Voxiva’s Text2Quit launched in June. The service makes use of text messages, emails and the web along with evidence-based best practices from the Surgeon General and peer-reviewed studies. The service is personalized around the end user’s planned quit date and supports multiple quit attempts based on the users own feedback. Text2Quit has a number of features that set it apart from the straightforward Text4Baby SMS service — Text2Quit even offers games to help users fight off cravings.

Alere’s Quit For Life Program, according to the company, “offers phone-based cognitive-behavioral coaching, web-based learning and social support, medication decision support, medication fulfillment, email coaching, and live chat.”

The deal with Alere shows that Voxiva is taking a markedly different approach to market its newest text-based offering. Text4Baby relies on a network of hundreds of public and private partners to drive adoption.

“Text-based programs have been shown to be highly effective drivers of intervention for tobacco cessation.
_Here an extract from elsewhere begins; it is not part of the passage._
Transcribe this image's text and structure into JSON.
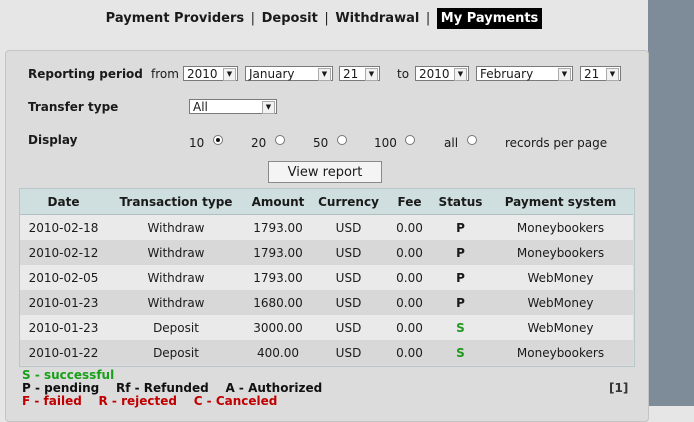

A study recently published in The Lancet showed that text-based programs doubled quit rates when compared to control groups,” stated Voxiva CEO Justin Sims in a press release. “We are thrilled to be partnering with Alere Wellbeing, the national leader in tobacco cessation, to deliver our Text2Quit program to as many smokers as possible.”

Read the full press release below.

Keep reading>>